The problem is, of course, if I’m trying to loosen the grip that any one cloud provider has on my organization, the LAST thing I want to do is start hosting their kit (kit I have no real direct control over) on premise.

Service resilience

The notion of cloud services being built upon ‘bulletproof’ infrastructures, immune to downtime, have taken quite a knock of late. Who wasn’t affected by at least one of the recent outages at Azure, AWS, Slack, Facebook, WhatsApp or Instagram?

As organizations increasingly rely on cloud services for their infrastructure it seems they are also increasingly concerned about just how many eggs they have in a single basket, and just how fragile some of those baskets really are. Many are thinking about how they can build a more resilient infrastructure, one that reduces reliance on any single vendor at the core, and some of the more progressive are thinking about the shift to the edge as an opportunity to address just that.

Sovereignty, governance and critical national infrastructure

Around the world we’re also seeing increasing concern about over reliance on this small handful of powerful players. The reliance is manifesting in different ways in different regions, but examples of drivers include:

  • Reliance on public cloud for handling consumer banking data in the UK;
  • Reliance on (largely American) proprietary and obscure code and infrastructure within the EU; and,
  • A lack of domestic supply chain, skills and reliance on foreign owned cloud services for critical national infrastructure and defence.

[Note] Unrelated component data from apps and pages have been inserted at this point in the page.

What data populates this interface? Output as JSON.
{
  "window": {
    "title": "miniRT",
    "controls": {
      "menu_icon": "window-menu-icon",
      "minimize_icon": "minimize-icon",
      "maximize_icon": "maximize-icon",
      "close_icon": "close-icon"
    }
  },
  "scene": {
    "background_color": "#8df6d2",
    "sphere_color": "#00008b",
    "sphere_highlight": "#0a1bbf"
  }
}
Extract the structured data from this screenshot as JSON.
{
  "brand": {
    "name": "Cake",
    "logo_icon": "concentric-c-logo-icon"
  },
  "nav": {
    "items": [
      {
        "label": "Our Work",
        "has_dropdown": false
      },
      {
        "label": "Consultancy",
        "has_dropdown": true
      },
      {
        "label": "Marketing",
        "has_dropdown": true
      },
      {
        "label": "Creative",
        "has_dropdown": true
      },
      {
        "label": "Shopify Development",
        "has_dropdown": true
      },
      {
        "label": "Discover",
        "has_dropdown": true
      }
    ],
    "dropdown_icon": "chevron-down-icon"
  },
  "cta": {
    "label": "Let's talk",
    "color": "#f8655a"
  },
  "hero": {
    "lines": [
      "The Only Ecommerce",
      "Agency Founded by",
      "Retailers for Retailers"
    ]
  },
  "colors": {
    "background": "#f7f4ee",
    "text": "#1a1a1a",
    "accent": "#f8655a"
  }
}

For example, driving our work supported by the Department of Defence in Australia.

This mix of socio, economic and political drivers have lead at least one vendor (Google) to form in-country partnerships in a bid to assuage concerns – at least as far as the regulators are concerned. Of course, this can only go so far as it does little to make the underlying infrastructure in any way transparent or open to audit however.

The fragmentation of the cloud market

As forecast by Gartner (and already observed by many of us on the ground) there has been a real fragmentation of the cloud market, with many new entrants offering public cloud-like services.

They’re all keen to either wave the flag for sovereignty, for capabilities aligned to the needs of a particular vertical sector (such as regulatory compliance in banking, for example), or simply to offer more competitive services that can free the customer of egregious egress costs and decrease the need for in-house domain expertise.

Indeed, public clouds are like big-box hardware stores: you can get all the materials, but they won’t help you build a shed. The battle is about to begin in earnest and the ultimate winner will be the customer.

However, for this market to thrive and to enable the customer to truly build a dynamic multi-cloud strategy, then the independence of Edge infrastructure will be key.

An ‘independent edge’ must emerge

To meet this challenge an independent edge infrastructure must emerge. Independence implies an open-source core at its heart to encourage competition and to limit (or eliminate) the risk of vendor lock-in. There are quite a few edge focussed open-source projects already out there to choose from already.

Remember, this is edge computing we're talking about, where infrastructure will be not be sitting in just a handful of data centers, but could be fragmented to the four corners of the your ‘dataverse’ in locations way beyond easy reach of the regular ‘intelligent hands’ used to maintaining day to day operations, cosseted in the climate controlled environments of a hyperscale data center.

An the sophistication of the design of such a system must reach through all levels of the technology stack, from hardware component to system orchestration and beyond.

An open source based architecture where hardware design really matters?

Now there’s an idea...